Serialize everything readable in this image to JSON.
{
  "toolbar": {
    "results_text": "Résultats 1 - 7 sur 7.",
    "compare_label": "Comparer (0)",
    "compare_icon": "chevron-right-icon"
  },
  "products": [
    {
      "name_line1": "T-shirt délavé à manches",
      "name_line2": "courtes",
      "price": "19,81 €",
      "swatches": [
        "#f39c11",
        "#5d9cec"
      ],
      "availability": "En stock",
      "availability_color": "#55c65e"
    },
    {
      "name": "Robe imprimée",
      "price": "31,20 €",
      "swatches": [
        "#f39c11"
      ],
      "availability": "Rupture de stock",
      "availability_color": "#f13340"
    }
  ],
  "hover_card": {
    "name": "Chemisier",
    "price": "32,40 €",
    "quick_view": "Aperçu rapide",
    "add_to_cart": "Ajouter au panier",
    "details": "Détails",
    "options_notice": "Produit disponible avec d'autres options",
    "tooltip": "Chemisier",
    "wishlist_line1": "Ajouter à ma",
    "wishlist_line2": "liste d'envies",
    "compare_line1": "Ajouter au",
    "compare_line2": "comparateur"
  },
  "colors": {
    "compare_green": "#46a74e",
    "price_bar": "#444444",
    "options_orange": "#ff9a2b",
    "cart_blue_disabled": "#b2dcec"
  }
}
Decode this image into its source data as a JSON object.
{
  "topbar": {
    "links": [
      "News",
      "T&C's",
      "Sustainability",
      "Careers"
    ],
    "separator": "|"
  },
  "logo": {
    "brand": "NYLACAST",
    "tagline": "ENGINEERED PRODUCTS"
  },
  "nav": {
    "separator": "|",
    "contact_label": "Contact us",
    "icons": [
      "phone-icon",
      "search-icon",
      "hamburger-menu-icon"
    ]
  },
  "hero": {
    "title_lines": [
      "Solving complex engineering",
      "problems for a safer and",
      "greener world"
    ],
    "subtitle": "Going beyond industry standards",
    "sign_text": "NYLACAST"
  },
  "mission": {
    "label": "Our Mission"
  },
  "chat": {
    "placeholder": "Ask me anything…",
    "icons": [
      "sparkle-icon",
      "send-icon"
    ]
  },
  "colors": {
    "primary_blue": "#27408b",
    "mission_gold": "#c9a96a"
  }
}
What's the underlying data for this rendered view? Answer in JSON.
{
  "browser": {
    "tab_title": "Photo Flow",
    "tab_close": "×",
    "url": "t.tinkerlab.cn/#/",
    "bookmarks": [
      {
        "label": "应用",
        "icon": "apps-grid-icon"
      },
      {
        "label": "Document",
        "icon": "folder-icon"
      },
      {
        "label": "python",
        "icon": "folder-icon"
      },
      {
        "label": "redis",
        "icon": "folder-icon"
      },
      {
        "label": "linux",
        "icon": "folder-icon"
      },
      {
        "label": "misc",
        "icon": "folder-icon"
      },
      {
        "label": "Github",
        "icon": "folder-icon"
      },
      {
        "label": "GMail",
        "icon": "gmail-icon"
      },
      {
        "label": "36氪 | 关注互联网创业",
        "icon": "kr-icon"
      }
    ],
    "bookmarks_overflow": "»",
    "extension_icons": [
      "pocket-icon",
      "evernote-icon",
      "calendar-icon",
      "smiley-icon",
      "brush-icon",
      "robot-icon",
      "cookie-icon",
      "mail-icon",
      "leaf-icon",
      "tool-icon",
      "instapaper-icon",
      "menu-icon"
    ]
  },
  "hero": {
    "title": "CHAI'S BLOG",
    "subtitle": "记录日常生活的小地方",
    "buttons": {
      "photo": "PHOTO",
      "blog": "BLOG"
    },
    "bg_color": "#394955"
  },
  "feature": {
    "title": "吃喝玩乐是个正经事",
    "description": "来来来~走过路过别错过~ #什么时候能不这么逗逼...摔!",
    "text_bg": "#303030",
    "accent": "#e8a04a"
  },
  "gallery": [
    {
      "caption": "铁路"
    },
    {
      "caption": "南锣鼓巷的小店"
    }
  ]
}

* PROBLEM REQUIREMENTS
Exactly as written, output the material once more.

* EXERCISE ANSWER
Serialize everything readable in this image to JSON.
{
  "toolbar": {
    "results_text": "Résultats 1 - 7 sur 7.",
    "compare_label": "Comparer (0)",
    "compare_icon": "chevron-right-icon"
  },
  "products": [
    {
      "name_line1": "T-shirt délavé à manches",
      "name_line2": "courtes",
      "price": "19,81 €",
      "swatches": [
        "#f39c11",
        "#5d9cec"
      ],
      "availability": "En stock",
      "availability_color": "#55c65e"
    },
    {
      "name": "Robe imprimée",
      "price": "31,20 €",
      "swatches": [
        "#f39c11"
      ],
      "availability": "Rupture de stock",
      "availability_color": "#f13340"
    }
  ],
  "hover_card": {
    "name": "Chemisier",
    "price": "32,40 €",
    "quick_view": "Aperçu rapide",
    "add_to_cart": "Ajouter au panier",
    "details": "Détails",
    "options_notice": "Produit disponible avec d'autres options",
    "tooltip": "Chemisier",
    "wishlist_line1": "Ajouter à ma",
    "wishlist_line2": "liste d'envies",
    "compare_line1": "Ajouter au",
    "compare_line2": "comparateur"
  },
  "colors": {
    "compare_green": "#46a74e",
    "price_bar": "#444444",
    "options_orange": "#ff9a2b",
    "cart_blue_disabled": "#b2dcec"
  }
}
Decode this image into its source data as a JSON object.
{
  "topbar": {
    "links": [
      "News",
      "T&C's",
      "Sustainability",
      "Careers"
    ],
    "separator": "|"
  },
  "logo": {
    "brand": "NYLACAST",
    "tagline": "ENGINEERED PRODUCTS"
  },
  "nav": {
    "separator": "|",
    "contact_label": "Contact us",
    "icons": [
      "phone-icon",
      "search-icon",
      "hamburger-menu-icon"
    ]
  },
  "hero": {
    "title_lines": [
      "Solving complex engineering",
      "problems for a safer and",
      "greener world"
    ],
    "subtitle": "Going beyond industry standards",
    "sign_text": "NYLACAST"
  },
  "mission": {
    "label": "Our Mission"
  },
  "chat": {
    "placeholder": "Ask me anything…",
    "icons": [
      "sparkle-icon",
      "send-icon"
    ]
  },
  "colors": {
    "primary_blue": "#27408b",
    "mission_gold": "#c9a96a"
  }
}
What's the underlying data for this rendered view? Answer in JSON.
{
  "browser": {
    "tab_title": "Photo Flow",
    "tab_close": "×",
    "url": "t.tinkerlab.cn/#/",
    "bookmarks": [
      {
        "label": "应用",
        "icon": "apps-grid-icon"
      },
      {
        "label": "Document",
        "icon": "folder-icon"
      },
      {
        "label": "python",
        "icon": "folder-icon"
      },
      {
        "label": "redis",
        "icon": "folder-icon"
      },
      {
        "label": "linux",
        "icon": "folder-icon"
      },
      {
        "label": "misc",
        "icon": "folder-icon"
      },
      {
        "label": "Github",
        "icon": "folder-icon"
      },
      {
        "label": "GMail",
        "icon": "gmail-icon"
      },
      {
        "label": "36氪 | 关注互联网创业",
        "icon": "kr-icon"
      }
    ],
    "bookmarks_overflow": "»",
    "extension_icons": [
      "pocket-icon",
      "evernote-icon",
      "calendar-icon",
      "smiley-icon",
      "brush-icon",
      "robot-icon",
      "cookie-icon",
      "mail-icon",
      "leaf-icon",
      "tool-icon",
      "instapaper-icon",
      "menu-icon"
    ]
  },
  "hero": {
    "title": "CHAI'S BLOG",
    "subtitle": "记录日常生活的小地方",
    "buttons": {
      "photo": "PHOTO",
      "blog": "BLOG"
    },
    "bg_color": "#394955"
  },
  "feature": {
    "title": "吃喝玩乐是个正经事",
    "description": "来来来~走过路过别错过~ #什么时候能不这么逗逼...摔!",
    "text_bg": "#303030",
    "accent": "#e8a04a"
  },
  "gallery": [
    {
      "caption": "铁路"
    },
    {
      "caption": "南锣鼓巷的小店"
    }
  ]
}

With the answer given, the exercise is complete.